by Julian Joestl, Nikolaus Lang, Adam Bukaty, Thomas M. Tiefenboeck, Patrick Platzer
Osteoporosis-associated vertebral fractures represent an increasing clinical and public health problem, one with important socioeconomic effects within western countries.The purpose of this study was to analyse demographic, medical, gender and socioeconomic aspects of osteoporotic vertebral fractures of the thoracic or lumbar spine over a period of at least 10-years.
Material and methods
Included for analysis were 694 patients who had suffered a vertebral fracture due to primary or secondary osteoporosis, and who were treated at our Level-I trauma center between 2000 and 2013. Collected data included demographic, medical and socioeconomic aspects.
Clinical results revealed that 669 patients (96%) were treated conservatively. The remaining 25 patients (4%) underwent surgical therapy: 4 were treated with vertebroplasty, 15 with kyphoplasty and 6 patients with posterior stabilization. The mean age was 75.6 years (range: 50–98), with the vast majority of patients being female (n = 515). A statistically significant demographic difference (i.e., increase) in fractures was observed between the age groups 60–69 and 70–79 (p = 0.041). Concerning socioeconomic aspects, statistical analysis showed that the number of sick leaves and the need for professional domestic help was higher in female patients. Concerning treatment costs, statistical analysis did not reveal any significant differences between female and male patients.

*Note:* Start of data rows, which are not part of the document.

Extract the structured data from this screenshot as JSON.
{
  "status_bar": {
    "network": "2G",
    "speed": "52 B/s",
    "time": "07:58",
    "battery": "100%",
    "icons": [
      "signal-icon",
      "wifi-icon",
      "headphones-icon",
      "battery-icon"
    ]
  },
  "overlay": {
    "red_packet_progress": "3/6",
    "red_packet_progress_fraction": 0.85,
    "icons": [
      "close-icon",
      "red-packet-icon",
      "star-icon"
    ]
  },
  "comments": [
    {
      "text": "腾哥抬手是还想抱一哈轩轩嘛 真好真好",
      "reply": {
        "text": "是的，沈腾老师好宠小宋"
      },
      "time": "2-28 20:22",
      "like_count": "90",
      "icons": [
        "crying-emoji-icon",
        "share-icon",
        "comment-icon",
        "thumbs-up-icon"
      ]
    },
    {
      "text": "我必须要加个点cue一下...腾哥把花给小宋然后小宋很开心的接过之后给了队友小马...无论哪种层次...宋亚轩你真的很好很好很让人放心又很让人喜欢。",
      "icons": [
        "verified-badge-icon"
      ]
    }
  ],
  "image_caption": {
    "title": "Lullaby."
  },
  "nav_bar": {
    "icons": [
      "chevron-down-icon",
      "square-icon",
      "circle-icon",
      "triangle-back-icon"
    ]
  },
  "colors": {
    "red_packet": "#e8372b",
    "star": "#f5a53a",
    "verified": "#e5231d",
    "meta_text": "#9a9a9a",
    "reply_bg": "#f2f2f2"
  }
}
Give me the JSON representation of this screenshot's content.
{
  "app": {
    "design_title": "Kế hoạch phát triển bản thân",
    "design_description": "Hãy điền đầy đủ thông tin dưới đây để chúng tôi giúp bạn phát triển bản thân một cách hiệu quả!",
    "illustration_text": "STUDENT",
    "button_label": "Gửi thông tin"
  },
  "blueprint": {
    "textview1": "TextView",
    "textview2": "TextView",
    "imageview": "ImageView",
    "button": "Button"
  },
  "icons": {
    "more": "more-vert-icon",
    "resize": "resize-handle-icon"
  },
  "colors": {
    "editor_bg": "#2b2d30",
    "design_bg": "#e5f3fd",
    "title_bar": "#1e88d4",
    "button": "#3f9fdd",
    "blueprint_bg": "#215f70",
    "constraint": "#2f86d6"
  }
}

Significant gender differences–to the detriment of the female population–could be demonstrated within this study. A regrettably low rate of adequate treatment after diagnosis of osteoporosis and its associated fractures–specifically relating to primary and secondary prevention–could also be identified. To prospectively avoid complications and consequential cost increases, more awareness of the necessity for prevention, early diagnosis and adequate treatment of osteoporosis and its related fractures should be considered.